Before Berkeley became a fully built city and empty lots were plentiful, moving buildings from one place to another was common. Although houses were moved off University Avenue to nearby residential areas when University Avenue changed to a more commercial thoroughfare, a few residential buildings have survived this transformation.
The recently demolished Doyle House, 1892, was one of these. Another residential building which has survived, although not in as good or even habitable condition as the Doyle House had been, is the Elizabeth M. Kenney-Meinheit Cottage.
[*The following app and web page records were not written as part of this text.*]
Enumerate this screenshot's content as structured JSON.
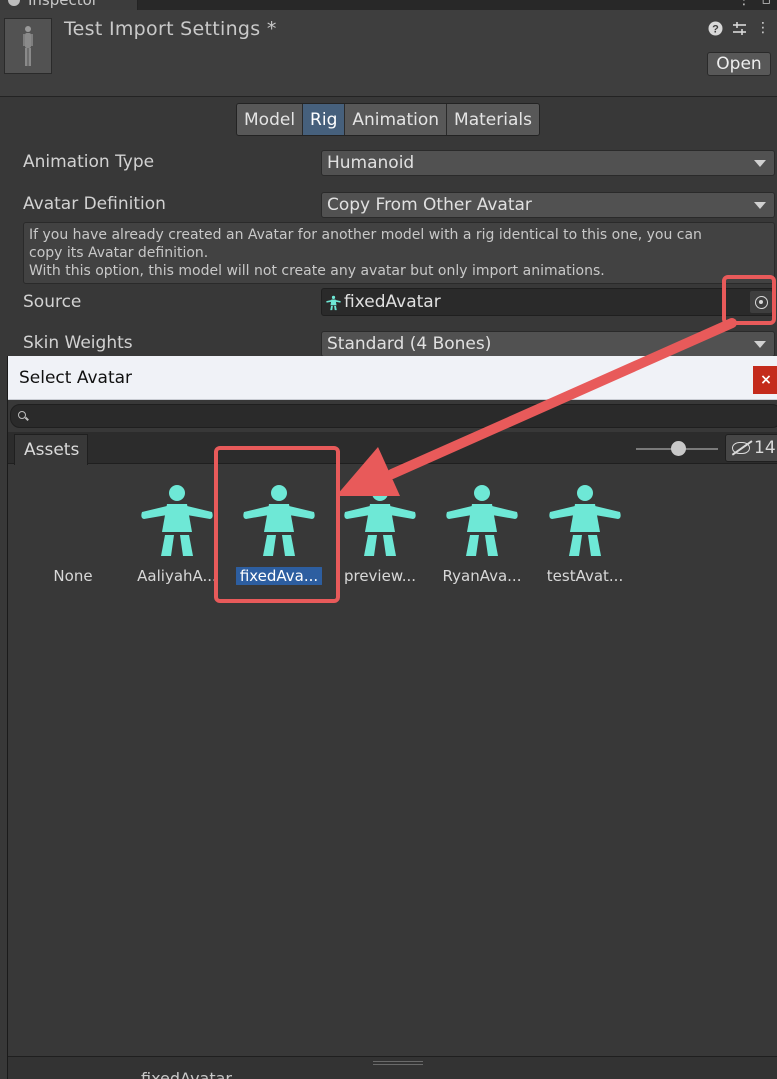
{
  "inspector": {
    "tab_label": "Inspector",
    "title": "Test Import Settings *",
    "open_label": "Open",
    "tabs": [
      "Model",
      "Rig",
      "Animation",
      "Materials"
    ],
    "active_tab": "Rig",
    "fields": {
      "animation_type_label": "Animation Type",
      "animation_type_value": "Humanoid",
      "avatar_definition_label": "Avatar Definition",
      "avatar_definition_value": "Copy From Other Avatar",
      "help_line1": "If you have already created an Avatar for another model with a rig identical to this one, you can",
      "help_line2": "copy its Avatar definition.",
      "help_line3": "With this option, this model will not create any avatar but only import animations.",
      "source_label": "Source",
      "source_value": "fixedAvatar",
      "skin_weights_label": "Skin Weights",
      "skin_weights_value": "Standard (4 Bones)"
    }
  },
  "select_avatar": {
    "title": "Select Avatar",
    "close_glyph": "×",
    "assets_tab": "Assets",
    "hidden_count": "14",
    "items": [
      {
        "label": "None",
        "icon": "none"
      },
      {
        "label": "AaliyahA...",
        "icon": "avatar-icon"
      },
      {
        "label": "fixedAva...",
        "icon": "avatar-icon",
        "selected": true
      },
      {
        "label": "preview...",
        "icon": "avatar-icon"
      },
      {
        "label": "RyanAva...",
        "icon": "avatar-icon"
      },
      {
        "label": "testAvat...",
        "icon": "avatar-icon"
      }
    ],
    "bottom_label": "fixedAvatar"
  },
  "colors": {
    "avatar_icon": "#6ee8d6",
    "selected_highlight": "#2d5ea0",
    "annotation_red": "#e85a5a",
    "active_tab": "#46607c"
  }
}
Despite its small size and humble condition, the cottage has interesting and significant historic connections.
The Kenney-Meinheit Cottage was originally located at 2214 Addison St., east of Shattuck Avenue and next to Berkeley’s first volunteer fire department. The cottage was built in 1887 for Elizabeth M. Kenney, who operated a stationery store in the Southern Pacific Railroad Depot at Center and Shattuck. She and members of her family, including a nephew, James Kenney, who would become Berkeley’s first fire chief, lived in the cottage until 1898 when it was sold to Ludwig Meinheit.
In 1906 Meinheit moved the cottage from the downtown to what was then a more quiet neighborhood on University Avenue. The Meinheit family, whose son William became a firefighter under James Kenney, owned the cottage until the early 1960s.
Sometime in the early 1970s the former Kelly Moore Paint Company building was constructed in front of the cottage and the cottage, at the rear of the lot, was adapted as a separate storage structure and essentially treated as a shed.
When a demolition permit application was reviewed by the Landmarks Preservation Commission in 2001, Jill Korte, a member of the commission, determined that the seemingly unimportant storage shed was a rare example of an early prefabricated building system designed and manufactured by William H. Wrigley in Ocean View (now West Berkeley).
Wrigley’s method of prefabricated construction was patented on Dec. 13, 1881, as a “Portable House.” Drawings and written explanation describe the modular system of upright posts grooved to hold vertical wall boards (panels). This created a double wall system that could be assembled off site. The Kenney-Meinheit House has no nails and is entirely built of redwood.
Of the five known “Portable Houses” constructed in Berkeley only the Kenney-Meinheit Cottage still stands. However, a shipment of Wrigley’s “Portable Houses” were sent to Australia, so there may be some still standing there.
Sometime in the next few weeks the Kenney Cottage will be moved again. Instead of being demolished, this example of perhaps the earliest prefabricated house in the country will be temporarily relocated (thanks to Director of Public Works René Cardineaux) to 1275 University Ave. on a small piece of city-owned land.
Susan Dinkelspiel Cerny writes this in conjunction with the Berkeley Architectural Heritage Association.